## What is required
Search the entries for the word "name" and report each line that has it.

## Input material
---------------
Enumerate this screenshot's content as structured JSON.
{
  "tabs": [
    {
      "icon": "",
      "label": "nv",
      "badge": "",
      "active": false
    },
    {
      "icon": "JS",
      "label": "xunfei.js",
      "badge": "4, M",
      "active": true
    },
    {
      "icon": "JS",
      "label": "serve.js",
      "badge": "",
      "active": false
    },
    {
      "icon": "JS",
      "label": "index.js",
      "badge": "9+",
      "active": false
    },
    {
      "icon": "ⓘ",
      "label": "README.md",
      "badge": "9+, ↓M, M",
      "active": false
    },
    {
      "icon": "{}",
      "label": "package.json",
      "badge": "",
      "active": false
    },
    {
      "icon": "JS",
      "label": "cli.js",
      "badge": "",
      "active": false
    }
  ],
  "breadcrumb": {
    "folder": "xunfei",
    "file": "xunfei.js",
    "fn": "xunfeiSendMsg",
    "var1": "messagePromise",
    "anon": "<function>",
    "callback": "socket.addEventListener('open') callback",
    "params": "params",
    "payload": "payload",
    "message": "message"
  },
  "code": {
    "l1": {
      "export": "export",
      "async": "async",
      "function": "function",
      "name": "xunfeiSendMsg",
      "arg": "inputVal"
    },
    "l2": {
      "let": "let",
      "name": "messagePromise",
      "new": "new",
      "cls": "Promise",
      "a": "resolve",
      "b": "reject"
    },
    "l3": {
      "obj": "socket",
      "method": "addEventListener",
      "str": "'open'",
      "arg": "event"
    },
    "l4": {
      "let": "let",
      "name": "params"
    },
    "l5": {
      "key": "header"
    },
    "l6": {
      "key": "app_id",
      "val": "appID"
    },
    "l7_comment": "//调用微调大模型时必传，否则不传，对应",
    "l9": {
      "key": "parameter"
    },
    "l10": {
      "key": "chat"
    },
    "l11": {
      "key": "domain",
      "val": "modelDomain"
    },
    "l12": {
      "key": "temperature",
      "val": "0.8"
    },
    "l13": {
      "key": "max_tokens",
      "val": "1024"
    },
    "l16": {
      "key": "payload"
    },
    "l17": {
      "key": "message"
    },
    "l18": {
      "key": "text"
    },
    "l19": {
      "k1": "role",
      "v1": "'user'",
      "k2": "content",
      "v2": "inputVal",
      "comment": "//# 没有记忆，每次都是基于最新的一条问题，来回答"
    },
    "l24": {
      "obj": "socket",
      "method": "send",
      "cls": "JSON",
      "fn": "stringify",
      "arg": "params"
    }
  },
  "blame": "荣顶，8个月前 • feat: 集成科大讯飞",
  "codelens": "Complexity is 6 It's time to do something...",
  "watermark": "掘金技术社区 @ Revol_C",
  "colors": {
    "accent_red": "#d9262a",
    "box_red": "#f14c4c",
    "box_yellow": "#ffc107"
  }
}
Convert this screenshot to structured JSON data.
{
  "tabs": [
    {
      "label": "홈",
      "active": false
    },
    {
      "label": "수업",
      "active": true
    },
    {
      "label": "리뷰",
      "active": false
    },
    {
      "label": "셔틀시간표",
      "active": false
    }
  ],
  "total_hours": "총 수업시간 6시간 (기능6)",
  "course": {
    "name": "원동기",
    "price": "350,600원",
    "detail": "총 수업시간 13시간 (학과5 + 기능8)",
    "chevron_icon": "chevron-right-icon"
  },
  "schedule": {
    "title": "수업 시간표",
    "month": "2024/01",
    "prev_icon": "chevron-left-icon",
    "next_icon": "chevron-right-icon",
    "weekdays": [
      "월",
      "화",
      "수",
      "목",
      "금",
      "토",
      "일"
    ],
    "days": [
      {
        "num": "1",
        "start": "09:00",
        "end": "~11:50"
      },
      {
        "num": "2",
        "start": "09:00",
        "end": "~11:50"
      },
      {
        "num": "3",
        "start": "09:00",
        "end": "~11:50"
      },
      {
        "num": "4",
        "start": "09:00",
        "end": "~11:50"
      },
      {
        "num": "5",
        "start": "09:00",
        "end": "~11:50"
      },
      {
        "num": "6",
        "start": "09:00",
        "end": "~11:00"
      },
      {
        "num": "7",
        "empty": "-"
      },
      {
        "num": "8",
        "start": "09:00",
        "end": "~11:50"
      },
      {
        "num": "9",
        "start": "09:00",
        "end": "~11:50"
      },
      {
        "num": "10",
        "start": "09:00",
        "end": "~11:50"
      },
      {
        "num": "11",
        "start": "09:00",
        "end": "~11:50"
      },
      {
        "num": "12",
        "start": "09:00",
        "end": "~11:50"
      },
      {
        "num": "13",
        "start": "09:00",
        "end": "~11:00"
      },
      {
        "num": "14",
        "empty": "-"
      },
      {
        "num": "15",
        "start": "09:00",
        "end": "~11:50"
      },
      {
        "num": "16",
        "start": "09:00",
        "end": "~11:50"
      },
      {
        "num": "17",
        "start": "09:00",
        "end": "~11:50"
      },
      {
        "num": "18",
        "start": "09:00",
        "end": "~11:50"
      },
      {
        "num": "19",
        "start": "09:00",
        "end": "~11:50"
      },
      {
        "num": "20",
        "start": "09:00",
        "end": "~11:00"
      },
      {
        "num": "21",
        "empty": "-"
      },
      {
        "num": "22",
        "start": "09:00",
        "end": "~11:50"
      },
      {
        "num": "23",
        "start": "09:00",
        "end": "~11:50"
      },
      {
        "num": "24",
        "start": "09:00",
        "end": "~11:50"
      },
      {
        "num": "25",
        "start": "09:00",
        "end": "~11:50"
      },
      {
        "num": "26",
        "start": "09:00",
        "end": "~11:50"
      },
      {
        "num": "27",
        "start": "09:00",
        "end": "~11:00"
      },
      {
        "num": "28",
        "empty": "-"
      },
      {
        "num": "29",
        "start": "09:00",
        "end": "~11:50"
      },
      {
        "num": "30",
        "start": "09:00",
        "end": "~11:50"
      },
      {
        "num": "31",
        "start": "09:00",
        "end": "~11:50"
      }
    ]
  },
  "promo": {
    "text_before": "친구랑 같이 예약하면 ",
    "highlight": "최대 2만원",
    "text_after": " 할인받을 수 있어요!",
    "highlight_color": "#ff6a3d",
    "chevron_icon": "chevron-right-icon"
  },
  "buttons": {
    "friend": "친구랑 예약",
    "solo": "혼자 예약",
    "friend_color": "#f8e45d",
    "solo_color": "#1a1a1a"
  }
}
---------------
## Problem solution
      "name": "xunfeiSendMsg",
      "name": "messagePromise",
      "name": "params"
    "name": "원동기",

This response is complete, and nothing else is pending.